* **Task details**: An exact reprint of the listing is required, with no pictures included.

Supplied material Block Start

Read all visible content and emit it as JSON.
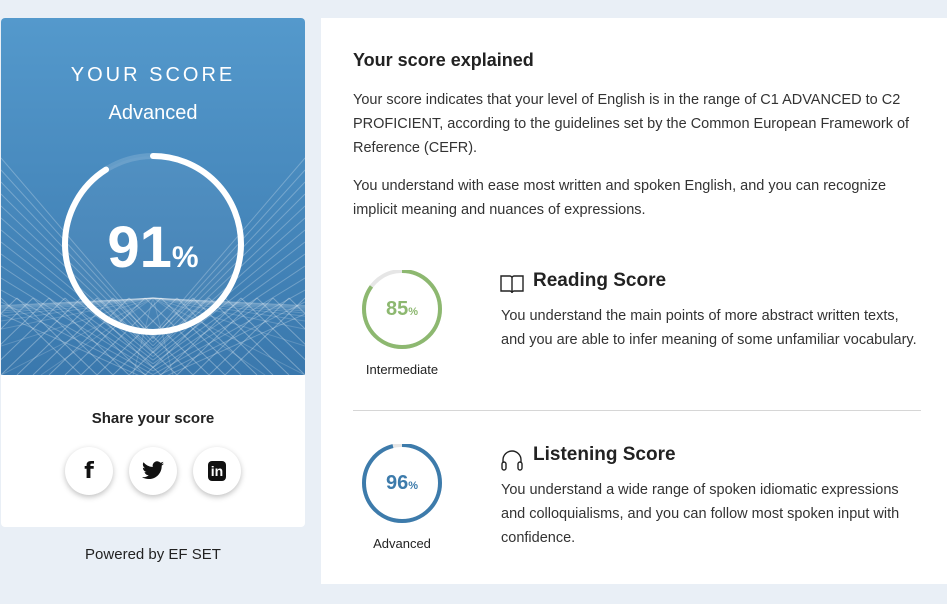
{
  "score_card": {
    "heading": "YOUR SCORE",
    "level": "Advanced",
    "score": 91,
    "score_number": "91",
    "percent_sign": "%",
    "share_label": "Share your score",
    "social": [
      {
        "name": "facebook",
        "glyph": "f"
      },
      {
        "name": "twitter",
        "glyph": "🐦"
      },
      {
        "name": "linkedin",
        "glyph": "in"
      }
    ],
    "powered_by": "Powered by EF SET"
  },
  "explained": {
    "title": "Your score explained",
    "para1": "Your score indicates that your level of English is in the range of C1 ADVANCED to C2 PROFICIENT, according to the guidelines set by the Common European Framework of Reference (CEFR).",
    "para2": "You understand with ease most written and spoken English, and you can recognize implicit meaning and nuances of expressions."
  },
  "sections": [
    {
      "title": "Reading Score",
      "icon": "book-icon",
      "score": 85,
      "score_text": "85",
      "percent_sign": "%",
      "level": "Intermediate",
      "color": "#8db870",
      "description": "You understand the main points of more abstract written texts, and you are able to infer meaning of some unfamiliar vocabulary."
    },
    {
      "title": "Listening Score",
      "icon": "headphones-icon",
      "score": 96,
      "score_text": "96",
      "percent_sign": "%",
      "level": "Advanced",
      "color": "#3d7bab",
      "description": "You understand a wide range of spoken idiomatic expressions and colloquialisms, and you can follow most spoken input with confidence."
    }
  ]
}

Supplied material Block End

* **Completed task**:
Read all visible content and emit it as JSON.
{
  "score_card": {
    "heading": "YOUR SCORE",
    "level": "Advanced",
    "score": 91,
    "score_number": "91",
    "percent_sign": "%",
    "share_label": "Share your score",
    "social": [
      {
        "name": "facebook",
        "glyph": "f"
      },
      {
        "name": "twitter",
        "glyph": "🐦"
      },
      {
        "name": "linkedin",
        "glyph": "in"
      }
    ],
    "powered_by": "Powered by EF SET"
  },
  "explained": {
    "title": "Your score explained",
    "para1": "Your score indicates that your level of English is in the range of C1 ADVANCED to C2 PROFICIENT, according to the guidelines set by the Common European Framework of Reference (CEFR).",
    "para2": "You understand with ease most written and spoken English, and you can recognize implicit meaning and nuances of expressions."
  },
  "sections": [
    {
      "title": "Reading Score",
      "icon": "book-icon",
      "score": 85,
      "score_text": "85",
      "percent_sign": "%",
      "level": "Intermediate",
      "color": "#8db870",
      "description": "You understand the main points of more abstract written texts, and you are able to infer meaning of some unfamiliar vocabulary."
    },
    {
      "title": "Listening Score",
      "icon": "headphones-icon",
      "score": 96,
      "score_text": "96",
      "percent_sign": "%",
      "level": "Advanced",
      "color": "#3d7bab",
      "description": "You understand a wide range of spoken idiomatic expressions and colloquialisms, and you can follow most spoken input with confidence."
    }
  ]
}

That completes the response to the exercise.